WJCT News has more in its preview for an upcoming recycling conference:
But Armstrong says there's a solution: “It all goes back to educating, getting individuals that may not be participating in [recycling] to do so. We want to encourage those to reach out to the FDEP or reach out to their local municipalities to find out what they can do to increase their efforts.”
According to a 2013 FDEP report, Duval County has the highest recycling rate among First Coast counties: 49 percent. The county is also has the highest population of the five in the region.
Despite the best intentions, the issue may not be implementation, but the goal itself. This is something NWRA's Chaz Miller has consistently argued in writings and presentations. For example, he wrote this for Waste360 in March:
Two states show the potential pitfalls of setting high goals.
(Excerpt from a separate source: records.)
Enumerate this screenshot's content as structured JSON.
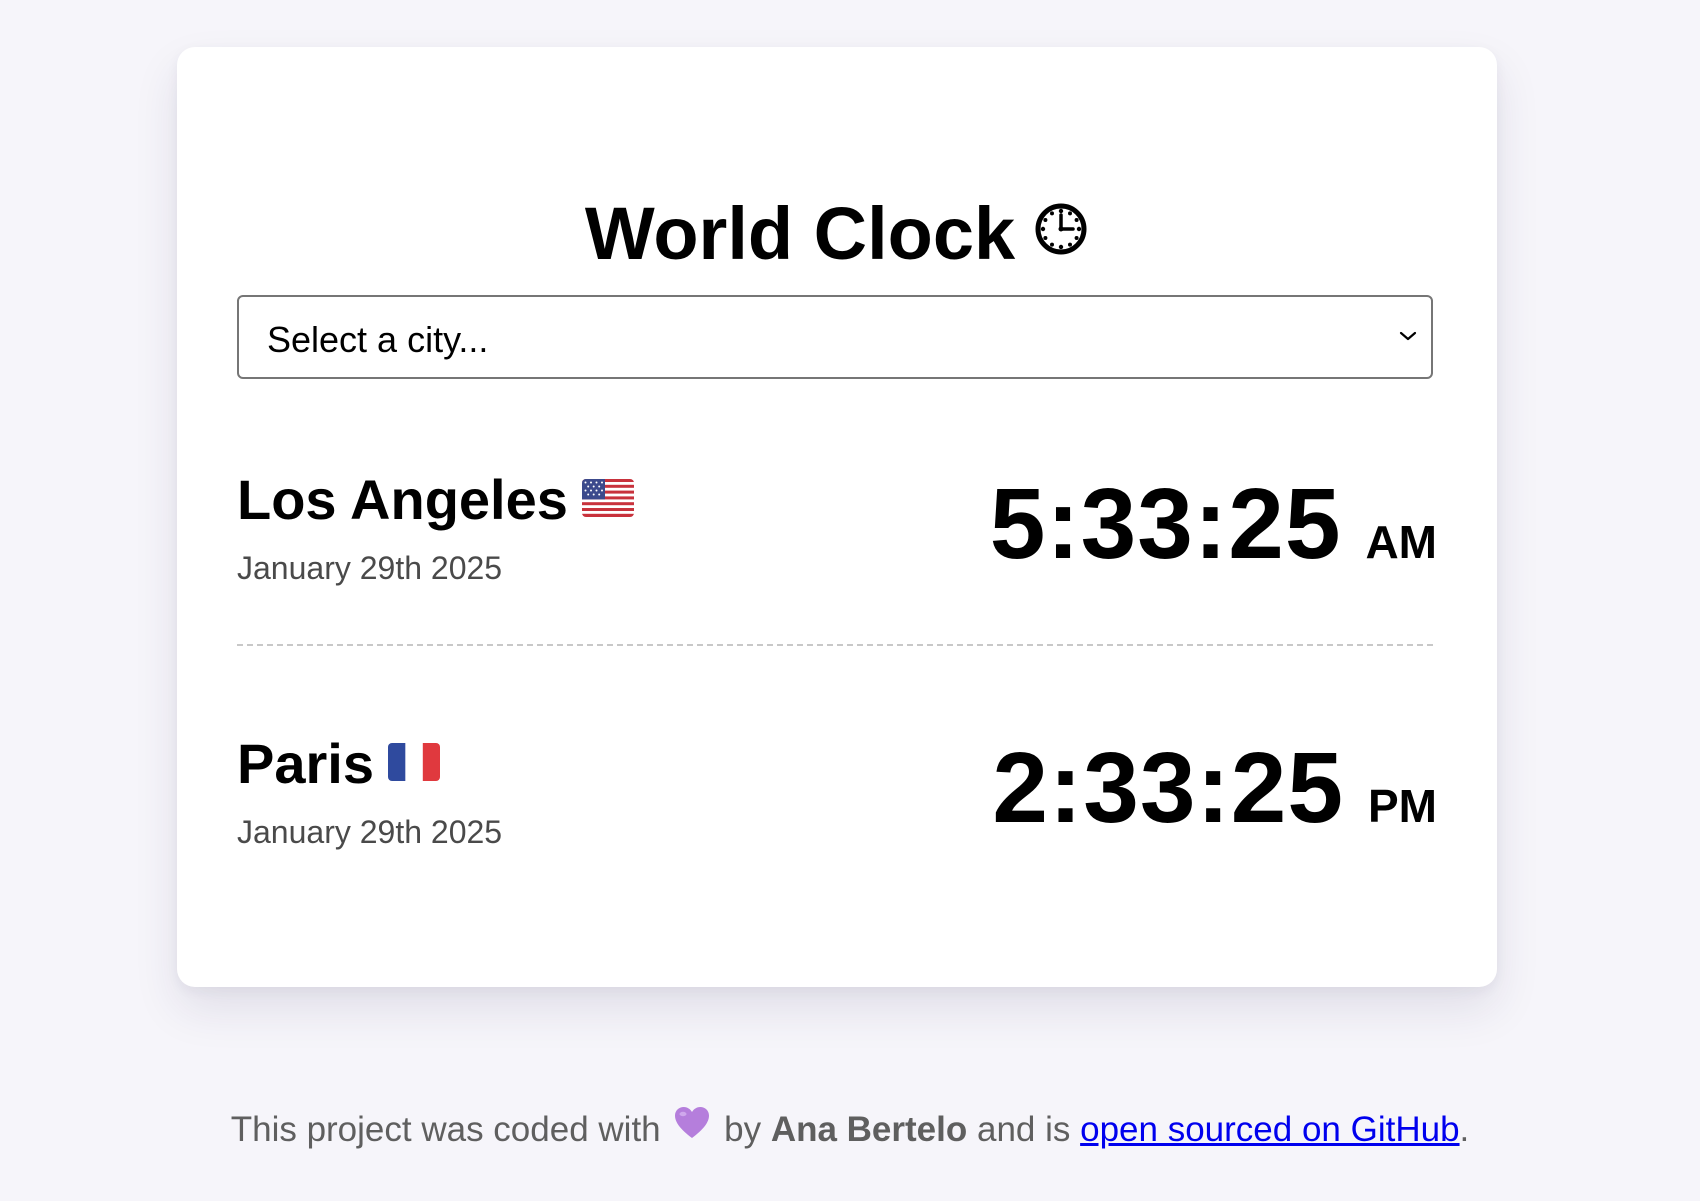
{
  "header": {
    "title": "World Clock",
    "title_icon": "clock-icon"
  },
  "city_select": {
    "placeholder": "Select a city...",
    "selected": "Select a city...",
    "icon": "chevron-down-icon"
  },
  "cities": [
    {
      "name": "Los Angeles",
      "flag": "us-flag-icon",
      "date": "January 29th 2025",
      "time": "5:33:25",
      "period": "AM"
    },
    {
      "name": "Paris",
      "flag": "france-flag-icon",
      "date": "January 29th 2025",
      "time": "2:33:25",
      "period": "PM"
    }
  ],
  "footer": {
    "prefix": "This project was coded with",
    "heart_icon": "purple-heart-icon",
    "by_text": "by",
    "author": "Ana Bertelo",
    "middle_text": "and is",
    "link_text": "open sourced on GitHub",
    "suffix": "."
  },
  "colors": {
    "background": "#f6f5fa",
    "card": "#ffffff",
    "date_text": "#4a4a4a",
    "footer_text": "#5f5f5f",
    "link": "#0000ee",
    "heart": "#b57edc"
  }
}
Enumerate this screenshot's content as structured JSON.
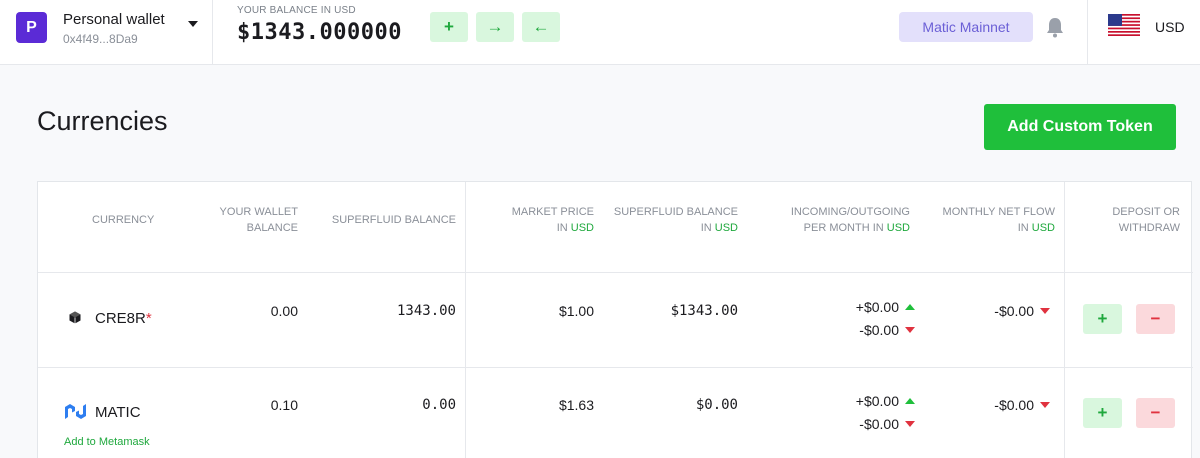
{
  "header": {
    "wallet_initial": "P",
    "wallet_name": "Personal wallet",
    "wallet_address": "0x4f49...8Da9",
    "balance_label": "YOUR BALANCE IN USD",
    "balance_value": "$1343.000000",
    "actions": {
      "add": "+",
      "send": "→",
      "receive": "←"
    },
    "network": "Matic Mainnet",
    "currency": "USD"
  },
  "page": {
    "title": "Currencies",
    "add_token_label": "Add Custom Token"
  },
  "table": {
    "columns": {
      "currency": "CURRENCY",
      "wallet_balance_1": "YOUR WALLET",
      "wallet_balance_2": "BALANCE",
      "superfluid_balance": "SUPERFLUID BALANCE",
      "market_price_1": "MARKET PRICE",
      "market_price_2": "IN ",
      "sf_balance_usd_1": "SUPERFLUID BALANCE",
      "sf_balance_usd_2": "IN ",
      "flow_1": "INCOMING/OUTGOING",
      "flow_2": "PER MONTH IN ",
      "net_flow_1": "MONTHLY NET FLOW",
      "net_flow_2": "IN ",
      "deposit_1": "DEPOSIT OR",
      "deposit_2": "WITHDRAW",
      "usd": "USD"
    },
    "rows": [
      {
        "token": "CRE8R",
        "asterisk": "*",
        "wallet_balance": "0.00",
        "superfluid_balance": "1343.00",
        "market_price": "$1.00",
        "sf_balance_usd": "$1343.00",
        "incoming": "+$0.00",
        "outgoing": "-$0.00",
        "net_flow": "-$0.00",
        "plus": "+",
        "minus": "−"
      },
      {
        "token": "MATIC",
        "metamask_link": "Add to Metamask",
        "wallet_balance": "0.10",
        "superfluid_balance": "0.00",
        "market_price": "$1.63",
        "sf_balance_usd": "$0.00",
        "incoming": "+$0.00",
        "outgoing": "-$0.00",
        "net_flow": "-$0.00",
        "plus": "+",
        "minus": "−"
      }
    ]
  }
}
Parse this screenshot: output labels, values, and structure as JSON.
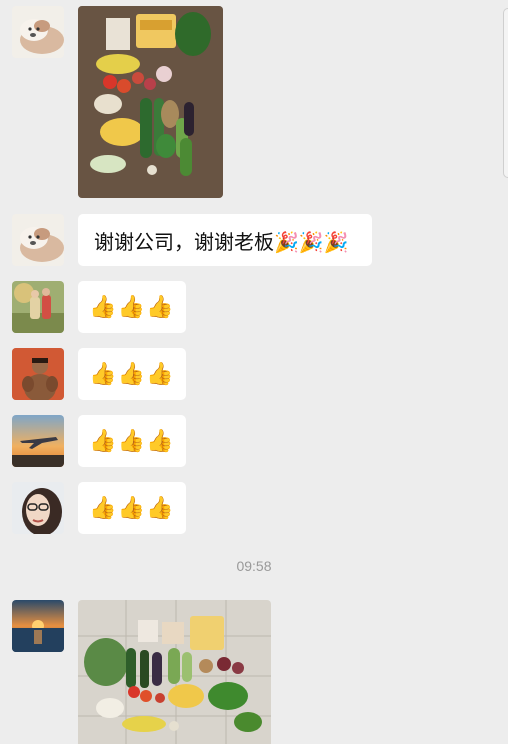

Florida, the first state to set a 75 percent goal, includes waste to energy in its definition of recycling. Waste to energy is a valuable technology for managing waste, but it is one and done. It is not recycling. In addition, the law originally allowed some odd accounting methods that lead to a few counties claiming a recycling rate higher than 100 percent. The lesson: Perhaps aggressive recycling rates lead to aggressive recycling reporting.
For the whole column, go here.